# [What is being asked]
Copy out every line of the records in which "директора" can be found.

[Dataset records]
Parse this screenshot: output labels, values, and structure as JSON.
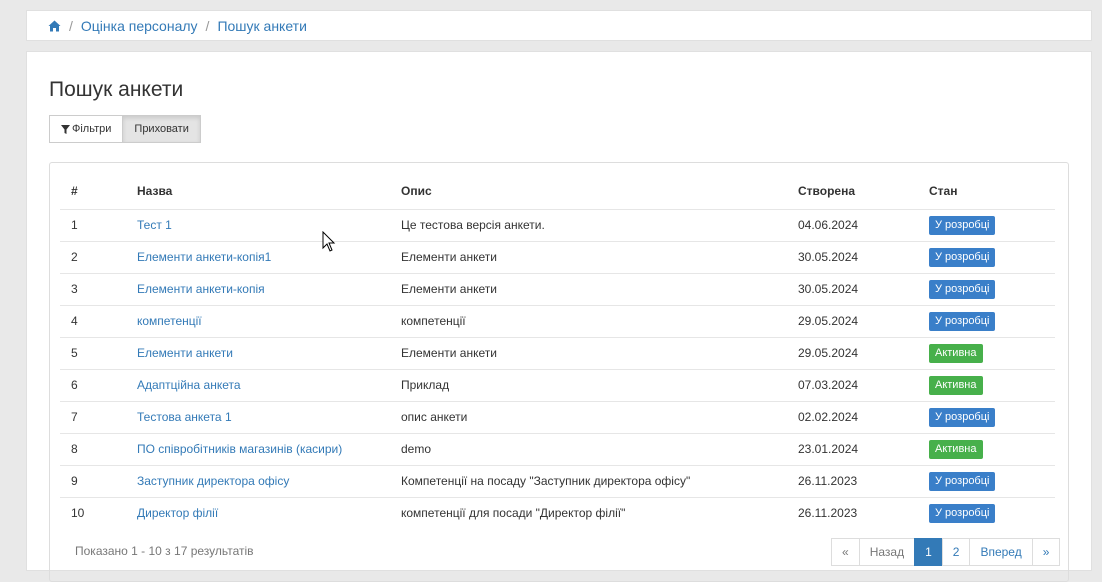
{
  "breadcrumb": {
    "icon": "home-icon",
    "items": [
      "Оцінка персоналу",
      "Пошук анкети"
    ],
    "separator": "/"
  },
  "page": {
    "title": "Пошук анкети"
  },
  "toolbar": {
    "filters_label": "Фільтри",
    "hide_label": "Приховати",
    "filter_icon": "filter-icon"
  },
  "table": {
    "headers": [
      "#",
      "Назва",
      "Опис",
      "Створена",
      "Стан"
    ],
    "rows": [
      {
        "num": "1",
        "name": "Тест 1",
        "desc": "Це тестова версія анкети.",
        "created": "04.06.2024",
        "status": "У розробці",
        "status_color": "#3a7fc9"
      },
      {
        "num": "2",
        "name": "Елементи анкети-копія1",
        "desc": "Елементи анкети",
        "created": "30.05.2024",
        "status": "У розробці",
        "status_color": "#3a7fc9"
      },
      {
        "num": "3",
        "name": "Елементи анкети-копія",
        "desc": "Елементи анкети",
        "created": "30.05.2024",
        "status": "У розробці",
        "status_color": "#3a7fc9"
      },
      {
        "num": "4",
        "name": "компетенції",
        "desc": "компетенції",
        "created": "29.05.2024",
        "status": "У розробці",
        "status_color": "#3a7fc9"
      },
      {
        "num": "5",
        "name": "Елементи анкети",
        "desc": "Елементи анкети",
        "created": "29.05.2024",
        "status": "Активна",
        "status_color": "#47b04b"
      },
      {
        "num": "6",
        "name": "Адаптційна анкета",
        "desc": "Приклад",
        "created": "07.03.2024",
        "status": "Активна",
        "status_color": "#47b04b"
      },
      {
        "num": "7",
        "name": "Тестова анкета 1",
        "desc": "опис анкети",
        "created": "02.02.2024",
        "status": "У розробці",
        "status_color": "#3a7fc9"
      },
      {
        "num": "8",
        "name": "ПО співробітників магазинів (касири)",
        "desc": "demo",
        "created": "23.01.2024",
        "status": "Активна",
        "status_color": "#47b04b"
      },
      {
        "num": "9",
        "name": "Заступник директора офісу",
        "desc": "Компетенції на посаду \"Заступник директора офісу\"",
        "created": "26.11.2023",
        "status": "У розробці",
        "status_color": "#3a7fc9"
      },
      {
        "num": "10",
        "name": "Директор філії",
        "desc": "компетенції для посади \"Директор філії\"",
        "created": "26.11.2023",
        "status": "У розробці",
        "status_color": "#3a7fc9"
      }
    ]
  },
  "footer": {
    "summary": "Показано 1 - 10 з 17 результатів",
    "pagination": {
      "first": "«",
      "prev": "Назад",
      "pages": [
        "1",
        "2"
      ],
      "current": "1",
      "next": "Вперед",
      "last": "»"
    }
  }
}
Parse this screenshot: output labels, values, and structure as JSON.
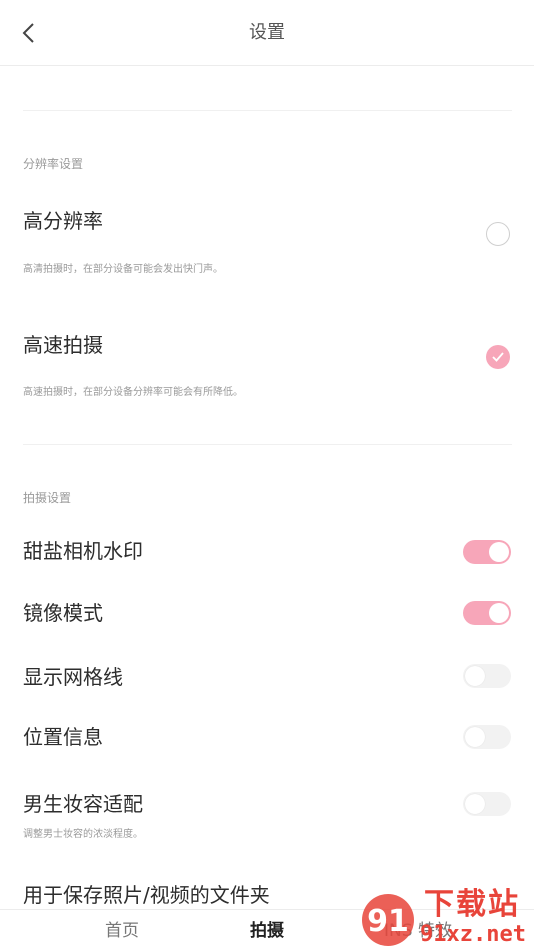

# [Solution to this problem]
        "name": "Заступник директора офісу",
        "desc": "Компетенції на посаду \"Заступник директора офісу\"",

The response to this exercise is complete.